Task description >> How many lines in the records below contain the word "excluded"? Answer with the number only.

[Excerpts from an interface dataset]
:::::

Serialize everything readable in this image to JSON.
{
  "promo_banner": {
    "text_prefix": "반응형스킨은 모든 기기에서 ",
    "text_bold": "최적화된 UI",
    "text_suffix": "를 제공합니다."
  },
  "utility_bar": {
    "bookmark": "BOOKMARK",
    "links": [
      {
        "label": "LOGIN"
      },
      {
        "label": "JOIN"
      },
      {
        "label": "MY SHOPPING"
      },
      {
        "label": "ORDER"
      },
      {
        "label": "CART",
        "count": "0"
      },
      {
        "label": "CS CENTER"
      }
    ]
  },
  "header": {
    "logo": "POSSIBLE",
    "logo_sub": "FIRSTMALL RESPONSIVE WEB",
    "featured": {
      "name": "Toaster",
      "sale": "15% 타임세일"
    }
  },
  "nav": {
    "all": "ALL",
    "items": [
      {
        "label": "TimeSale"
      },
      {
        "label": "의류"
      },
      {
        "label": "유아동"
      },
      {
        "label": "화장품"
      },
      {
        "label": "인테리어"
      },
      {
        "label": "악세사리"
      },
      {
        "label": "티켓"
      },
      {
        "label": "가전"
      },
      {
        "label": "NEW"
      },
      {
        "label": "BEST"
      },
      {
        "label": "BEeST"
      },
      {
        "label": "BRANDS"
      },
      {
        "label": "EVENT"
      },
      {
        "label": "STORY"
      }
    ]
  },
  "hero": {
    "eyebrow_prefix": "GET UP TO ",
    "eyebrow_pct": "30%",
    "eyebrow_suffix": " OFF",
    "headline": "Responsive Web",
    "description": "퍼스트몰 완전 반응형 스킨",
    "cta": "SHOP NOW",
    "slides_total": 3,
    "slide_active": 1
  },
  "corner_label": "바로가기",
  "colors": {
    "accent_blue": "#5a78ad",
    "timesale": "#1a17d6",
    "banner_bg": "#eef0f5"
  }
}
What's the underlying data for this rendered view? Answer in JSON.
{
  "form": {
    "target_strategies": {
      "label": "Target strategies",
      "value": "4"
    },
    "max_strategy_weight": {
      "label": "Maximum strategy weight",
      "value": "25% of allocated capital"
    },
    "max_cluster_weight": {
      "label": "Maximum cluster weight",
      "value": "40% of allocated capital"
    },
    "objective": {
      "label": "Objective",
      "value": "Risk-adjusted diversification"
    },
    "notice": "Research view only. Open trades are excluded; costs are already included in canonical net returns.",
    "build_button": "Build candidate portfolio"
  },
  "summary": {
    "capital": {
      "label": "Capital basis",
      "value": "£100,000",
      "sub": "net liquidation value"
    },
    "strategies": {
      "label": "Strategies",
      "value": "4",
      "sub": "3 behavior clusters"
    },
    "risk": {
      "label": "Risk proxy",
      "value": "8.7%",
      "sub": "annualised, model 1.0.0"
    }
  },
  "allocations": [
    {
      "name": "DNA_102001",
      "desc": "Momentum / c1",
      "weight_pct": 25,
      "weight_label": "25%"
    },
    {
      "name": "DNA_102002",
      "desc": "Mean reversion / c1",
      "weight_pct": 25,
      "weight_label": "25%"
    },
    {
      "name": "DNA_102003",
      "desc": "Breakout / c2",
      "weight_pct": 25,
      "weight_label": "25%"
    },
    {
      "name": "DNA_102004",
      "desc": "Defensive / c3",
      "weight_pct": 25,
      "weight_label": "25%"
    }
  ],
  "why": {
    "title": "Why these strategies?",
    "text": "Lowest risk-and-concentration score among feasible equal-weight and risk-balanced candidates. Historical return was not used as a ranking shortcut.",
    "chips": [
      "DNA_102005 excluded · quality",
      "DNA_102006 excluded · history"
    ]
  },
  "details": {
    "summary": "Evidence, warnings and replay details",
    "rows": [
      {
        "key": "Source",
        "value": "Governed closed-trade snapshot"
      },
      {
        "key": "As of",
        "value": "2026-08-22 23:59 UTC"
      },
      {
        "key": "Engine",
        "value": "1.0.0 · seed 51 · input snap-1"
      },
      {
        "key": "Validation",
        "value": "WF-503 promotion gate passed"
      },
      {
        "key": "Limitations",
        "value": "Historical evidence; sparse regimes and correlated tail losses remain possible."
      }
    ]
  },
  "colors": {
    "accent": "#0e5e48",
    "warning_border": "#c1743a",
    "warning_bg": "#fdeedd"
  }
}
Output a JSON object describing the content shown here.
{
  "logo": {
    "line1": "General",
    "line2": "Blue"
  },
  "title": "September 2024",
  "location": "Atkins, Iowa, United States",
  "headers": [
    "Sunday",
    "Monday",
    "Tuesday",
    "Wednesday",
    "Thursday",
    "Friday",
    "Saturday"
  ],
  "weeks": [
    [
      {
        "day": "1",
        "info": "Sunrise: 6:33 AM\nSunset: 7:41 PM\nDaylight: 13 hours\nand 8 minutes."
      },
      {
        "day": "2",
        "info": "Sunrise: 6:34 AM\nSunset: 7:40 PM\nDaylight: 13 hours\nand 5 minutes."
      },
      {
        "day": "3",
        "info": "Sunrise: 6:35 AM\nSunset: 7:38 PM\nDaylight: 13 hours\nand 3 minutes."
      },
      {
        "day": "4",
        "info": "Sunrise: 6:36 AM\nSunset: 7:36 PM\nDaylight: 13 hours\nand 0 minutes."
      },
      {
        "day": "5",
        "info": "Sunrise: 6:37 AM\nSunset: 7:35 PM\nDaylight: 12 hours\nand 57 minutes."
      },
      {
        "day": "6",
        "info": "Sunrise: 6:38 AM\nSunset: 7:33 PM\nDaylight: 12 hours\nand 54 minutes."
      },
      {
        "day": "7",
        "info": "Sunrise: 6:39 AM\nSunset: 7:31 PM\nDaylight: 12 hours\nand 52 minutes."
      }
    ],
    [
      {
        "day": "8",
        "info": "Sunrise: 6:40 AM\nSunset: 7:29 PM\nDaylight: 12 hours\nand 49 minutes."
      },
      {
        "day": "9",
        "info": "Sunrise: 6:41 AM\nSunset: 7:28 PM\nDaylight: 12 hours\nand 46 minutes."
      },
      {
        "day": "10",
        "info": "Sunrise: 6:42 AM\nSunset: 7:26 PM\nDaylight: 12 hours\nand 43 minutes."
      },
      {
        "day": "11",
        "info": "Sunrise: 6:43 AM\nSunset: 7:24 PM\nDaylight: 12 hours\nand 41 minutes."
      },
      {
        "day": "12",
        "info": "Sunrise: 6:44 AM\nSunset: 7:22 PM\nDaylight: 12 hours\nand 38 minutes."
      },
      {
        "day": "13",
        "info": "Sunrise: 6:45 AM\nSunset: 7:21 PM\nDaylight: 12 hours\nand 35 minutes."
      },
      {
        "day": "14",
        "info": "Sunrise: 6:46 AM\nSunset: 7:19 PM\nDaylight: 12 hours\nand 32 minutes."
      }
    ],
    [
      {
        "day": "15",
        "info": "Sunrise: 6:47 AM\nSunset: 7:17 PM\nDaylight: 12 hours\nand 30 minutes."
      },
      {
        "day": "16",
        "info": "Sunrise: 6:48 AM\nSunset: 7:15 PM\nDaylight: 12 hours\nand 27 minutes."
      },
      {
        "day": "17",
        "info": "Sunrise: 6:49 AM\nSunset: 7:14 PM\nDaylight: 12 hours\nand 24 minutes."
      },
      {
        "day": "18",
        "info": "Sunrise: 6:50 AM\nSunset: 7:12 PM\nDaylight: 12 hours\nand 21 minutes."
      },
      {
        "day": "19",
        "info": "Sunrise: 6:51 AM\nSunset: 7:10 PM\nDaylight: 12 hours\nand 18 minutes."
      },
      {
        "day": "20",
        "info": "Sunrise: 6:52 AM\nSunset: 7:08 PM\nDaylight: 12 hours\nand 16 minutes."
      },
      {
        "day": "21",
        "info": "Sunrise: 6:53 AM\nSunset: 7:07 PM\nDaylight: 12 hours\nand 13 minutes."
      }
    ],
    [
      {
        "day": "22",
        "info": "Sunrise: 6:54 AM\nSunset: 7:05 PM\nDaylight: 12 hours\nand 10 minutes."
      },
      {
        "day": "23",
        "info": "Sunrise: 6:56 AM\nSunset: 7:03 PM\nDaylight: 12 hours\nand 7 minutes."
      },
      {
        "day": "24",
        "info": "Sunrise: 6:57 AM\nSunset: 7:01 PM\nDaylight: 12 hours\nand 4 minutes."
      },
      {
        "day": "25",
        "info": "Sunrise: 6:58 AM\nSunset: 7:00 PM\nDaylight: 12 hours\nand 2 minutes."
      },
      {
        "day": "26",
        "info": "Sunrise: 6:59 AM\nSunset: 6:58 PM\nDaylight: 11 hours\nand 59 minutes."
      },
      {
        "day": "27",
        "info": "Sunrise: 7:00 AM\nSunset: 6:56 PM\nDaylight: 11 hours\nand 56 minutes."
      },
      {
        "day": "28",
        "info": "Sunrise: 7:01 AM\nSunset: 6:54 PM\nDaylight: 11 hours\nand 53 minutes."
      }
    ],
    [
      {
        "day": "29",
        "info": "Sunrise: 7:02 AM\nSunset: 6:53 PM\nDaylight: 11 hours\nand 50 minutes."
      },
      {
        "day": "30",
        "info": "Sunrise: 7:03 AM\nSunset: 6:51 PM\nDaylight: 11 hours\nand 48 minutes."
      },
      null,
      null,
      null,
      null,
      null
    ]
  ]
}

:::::

Answer to this task >> 3